Resilience in Leadership: New York City 2021 Elections
The Leaders of Color program was launched to support Black and Latino people as they work to become community leaders. Community leadership can mean a lot of things, including running for elected office. We are proud that two Leaders of Color alumni ran for office in the New York City election primaries in June 2021. Abou Diakhate (for Council District 49 in Staten Island) and Jermaine Sean Smith (for Council District 27 in Queens) both graduated from the Leaders of Color inaugural cohort in New York City in 2020.
Active leaders in their communities, both Abou and Jermaine were officially endorsed by the Leaders of Color program. Jermaine was also endorsed by the local Democratic club, and Abou earned endorsements from several community organizations. While neither Abou nor Jermaine won their elections, we think it’s critical to highlight their platforms because Leaders of Color alumni work to raise issues of importance to communities of color. Our work is to advance the ideas and actions of Leaders of Color that will ultimately bring the necessary equity and investment to make our communities stronger.

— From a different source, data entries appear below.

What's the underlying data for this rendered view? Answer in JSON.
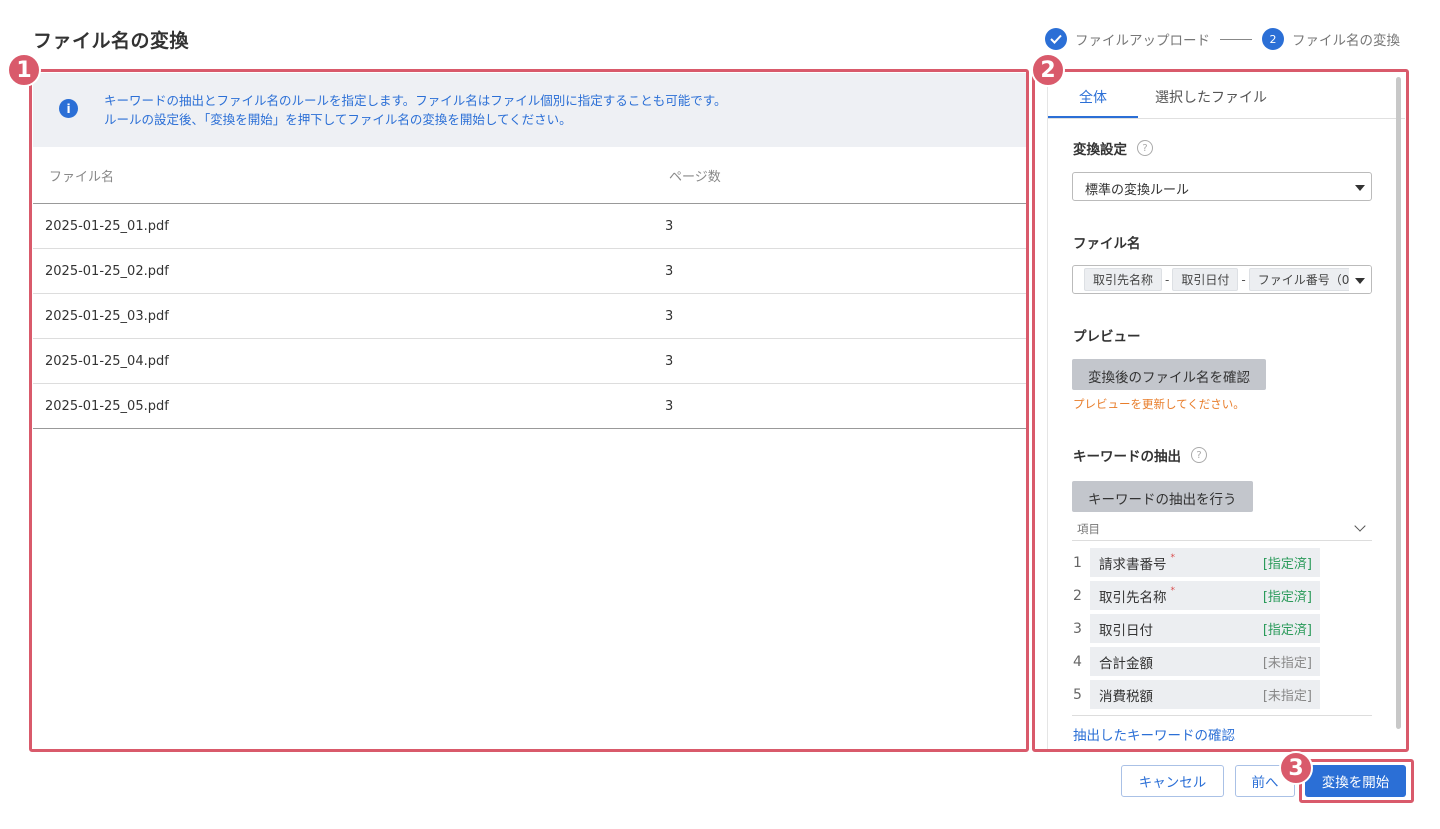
{
  "page_title": "ファイル名の変換",
  "stepper": {
    "step1_label": "ファイルアップロード",
    "step2_number": "2",
    "step2_label": "ファイル名の変換"
  },
  "annotations": [
    "1",
    "2",
    "3"
  ],
  "info": {
    "line1": "キーワードの抽出とファイル名のルールを指定します。ファイル名はファイル個別に指定することも可能です。",
    "line2": "ルールの設定後、「変換を開始」を押下してファイル名の変換を開始してください。"
  },
  "table": {
    "headers": {
      "name": "ファイル名",
      "pages": "ページ数"
    },
    "rows": [
      {
        "name": "2025-01-25_01.pdf",
        "pages": "3"
      },
      {
        "name": "2025-01-25_02.pdf",
        "pages": "3"
      },
      {
        "name": "2025-01-25_03.pdf",
        "pages": "3"
      },
      {
        "name": "2025-01-25_04.pdf",
        "pages": "3"
      },
      {
        "name": "2025-01-25_05.pdf",
        "pages": "3"
      }
    ]
  },
  "right": {
    "tabs": {
      "all": "全体",
      "selected": "選択したファイル"
    },
    "conversion_settings_label": "変換設定",
    "conversion_rule_value": "標準の変換ルール",
    "filename_label": "ファイル名",
    "filename_chips": [
      "取引先名称",
      "取引日付",
      "ファイル番号（0"
    ],
    "separator": "-",
    "preview_label": "プレビュー",
    "preview_button": "変換後のファイル名を確認",
    "preview_warning": "プレビューを更新してください。",
    "keyword_label": "キーワードの抽出",
    "keyword_button": "キーワードの抽出を行う",
    "keyword_header": "項目",
    "keywords": [
      {
        "num": "1",
        "label": "請求書番号",
        "required": "*",
        "status": "[指定済]"
      },
      {
        "num": "2",
        "label": "取引先名称",
        "required": "*",
        "status": "[指定済]"
      },
      {
        "num": "3",
        "label": "取引日付",
        "required": "",
        "status": "[指定済]"
      },
      {
        "num": "4",
        "label": "合計金額",
        "required": "",
        "status": "[未指定]"
      },
      {
        "num": "5",
        "label": "消費税額",
        "required": "",
        "status": "[未指定]"
      }
    ],
    "keyword_link": "抽出したキーワードの確認",
    "help_glyph": "?"
  },
  "footer": {
    "cancel": "キャンセル",
    "prev": "前へ",
    "start": "変換を開始"
  },
  "colors": {
    "accent": "#2b6fd6",
    "annotation": "#d95a6b",
    "warning": "#e87d2a",
    "set_status": "#2a9a5a"
  }
}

Abou is an immigrant who knows firsthand the daily struggles presented to the immigrant community. He is the co-chair of the Staten Island Immigrants Council, a founding member of the African Coalition Alliance of Staten Island, is on the executive board of the NY Muslims United for Civic Engagement and is the vice president of the Alliance of South Asian American Labor, Staten Island chapter. Mr. Diakhate’s deep understanding of immigrant concerns has led him to run for City Council in order to help ease the path to success and secure the best socioeconomic resources for his fellow Staten Island first-generation immigrants — who comprise a fifth of the community’s population.
Jermaine has spent 15 years working with families and foster youth in New York City, fighting to provide access to affordable housing, college, job skills training, and healthcare for the communities he served. He recently led a committee to secure $10 million for funding to coach and tutor foster youth — growing that funding by $2 million dollars during the pandemic. Jermaine serves as a committee member for Fair Futures and is an active member of the Fred Wilson Democratic Club and the Jamaica Branch of the N.A.A.C.P.
Both of these leaders ran on platforms that highlighted the need for equitable education — a cornerstone of the Leaders of Color program’s work. Our program provided them both with 70 hours of training to build their leadership, advocacy, and campaigning skills. We also support the “intangibles” — providing resources like introductions to community organizations and broader networks, and connections to people with campaign experience. Through this work, Jermaine and Abou elevated the work they were already leading in their respective boroughs and neighborhoods for broader impact within New York City and beyond.
By investing in them and all of our fellows, we’re investing in advocacy for underserved communities, equity across all sectors, and creating a pipeline of strong leaders who will fight for those who have been historically underrepresented: Black and Latino people.